Each entry must be restated word for word.

[Opening RECORDS SHOWN section]

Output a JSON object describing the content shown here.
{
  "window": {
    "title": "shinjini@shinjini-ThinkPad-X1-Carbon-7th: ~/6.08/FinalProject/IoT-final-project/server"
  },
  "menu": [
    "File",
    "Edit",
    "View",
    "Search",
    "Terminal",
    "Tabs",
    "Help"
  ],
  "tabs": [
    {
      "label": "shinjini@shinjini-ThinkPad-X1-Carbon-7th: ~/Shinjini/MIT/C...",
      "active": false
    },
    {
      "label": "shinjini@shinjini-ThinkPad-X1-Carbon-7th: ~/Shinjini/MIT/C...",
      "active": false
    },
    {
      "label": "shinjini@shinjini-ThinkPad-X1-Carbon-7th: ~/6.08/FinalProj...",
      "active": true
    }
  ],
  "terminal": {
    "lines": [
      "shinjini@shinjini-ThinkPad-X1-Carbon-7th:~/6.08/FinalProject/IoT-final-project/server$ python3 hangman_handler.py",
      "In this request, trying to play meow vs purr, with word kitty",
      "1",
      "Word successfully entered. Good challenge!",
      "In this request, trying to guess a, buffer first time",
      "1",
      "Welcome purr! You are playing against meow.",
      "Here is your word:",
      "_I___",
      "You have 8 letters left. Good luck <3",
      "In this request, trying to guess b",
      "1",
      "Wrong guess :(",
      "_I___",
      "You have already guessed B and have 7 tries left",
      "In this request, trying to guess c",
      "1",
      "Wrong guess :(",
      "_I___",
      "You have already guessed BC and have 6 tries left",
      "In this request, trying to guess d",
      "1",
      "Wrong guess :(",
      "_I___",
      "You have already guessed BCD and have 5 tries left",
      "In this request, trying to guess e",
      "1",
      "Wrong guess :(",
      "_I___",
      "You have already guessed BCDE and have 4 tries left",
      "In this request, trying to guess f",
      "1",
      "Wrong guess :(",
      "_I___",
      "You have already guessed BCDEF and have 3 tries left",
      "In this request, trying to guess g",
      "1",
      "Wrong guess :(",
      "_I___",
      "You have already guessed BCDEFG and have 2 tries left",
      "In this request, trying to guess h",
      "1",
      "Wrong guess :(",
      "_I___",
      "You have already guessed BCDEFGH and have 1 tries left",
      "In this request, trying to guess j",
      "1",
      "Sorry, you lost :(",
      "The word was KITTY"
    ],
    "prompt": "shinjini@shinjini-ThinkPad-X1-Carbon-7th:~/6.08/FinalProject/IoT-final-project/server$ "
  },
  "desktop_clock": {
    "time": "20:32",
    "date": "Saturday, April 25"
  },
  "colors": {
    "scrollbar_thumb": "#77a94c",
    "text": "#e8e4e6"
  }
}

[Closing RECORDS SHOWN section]

*REPLY*
Output a JSON object describing the content shown here.
{
  "window": {
    "title": "shinjini@shinjini-ThinkPad-X1-Carbon-7th: ~/6.08/FinalProject/IoT-final-project/server"
  },
  "menu": [
    "File",
    "Edit",
    "View",
    "Search",
    "Terminal",
    "Tabs",
    "Help"
  ],
  "tabs": [
    {
      "label": "shinjini@shinjini-ThinkPad-X1-Carbon-7th: ~/Shinjini/MIT/C...",
      "active": false
    },
    {
      "label": "shinjini@shinjini-ThinkPad-X1-Carbon-7th: ~/Shinjini/MIT/C...",
      "active": false
    },
    {
      "label": "shinjini@shinjini-ThinkPad-X1-Carbon-7th: ~/6.08/FinalProj...",
      "active": true
    }
  ],
  "terminal": {
    "lines": [
      "shinjini@shinjini-ThinkPad-X1-Carbon-7th:~/6.08/FinalProject/IoT-final-project/server$ python3 hangman_handler.py",
      "In this request, trying to play meow vs purr, with word kitty",
      "1",
      "Word successfully entered. Good challenge!",
      "In this request, trying to guess a, buffer first time",
      "1",
      "Welcome purr! You are playing against meow.",
      "Here is your word:",
      "_I___",
      "You have 8 letters left. Good luck <3",
      "In this request, trying to guess b",
      "1",
      "Wrong guess :(",
      "_I___",
      "You have already guessed B and have 7 tries left",
      "In this request, trying to guess c",
      "1",
      "Wrong guess :(",
      "_I___",
      "You have already guessed BC and have 6 tries left",
      "In this request, trying to guess d",
      "1",
      "Wrong guess :(",
      "_I___",
      "You have already guessed BCD and have 5 tries left",
      "In this request, trying to guess e",
      "1",
      "Wrong guess :(",
      "_I___",
      "You have already guessed BCDE and have 4 tries left",
      "In this request, trying to guess f",
      "1",
      "Wrong guess :(",
      "_I___",
      "You have already guessed BCDEF and have 3 tries left",
      "In this request, trying to guess g",
      "1",
      "Wrong guess :(",
      "_I___",
      "You have already guessed BCDEFG and have 2 tries left",
      "In this request, trying to guess h",
      "1",
      "Wrong guess :(",
      "_I___",
      "You have already guessed BCDEFGH and have 1 tries left",
      "In this request, trying to guess j",
      "1",
      "Sorry, you lost :(",
      "The word was KITTY"
    ],
    "prompt": "shinjini@shinjini-ThinkPad-X1-Carbon-7th:~/6.08/FinalProject/IoT-final-project/server$ "
  },
  "desktop_clock": {
    "time": "20:32",
    "date": "Saturday, April 25"
  },
  "colors": {
    "scrollbar_thumb": "#77a94c",
    "text": "#e8e4e6"
  }
}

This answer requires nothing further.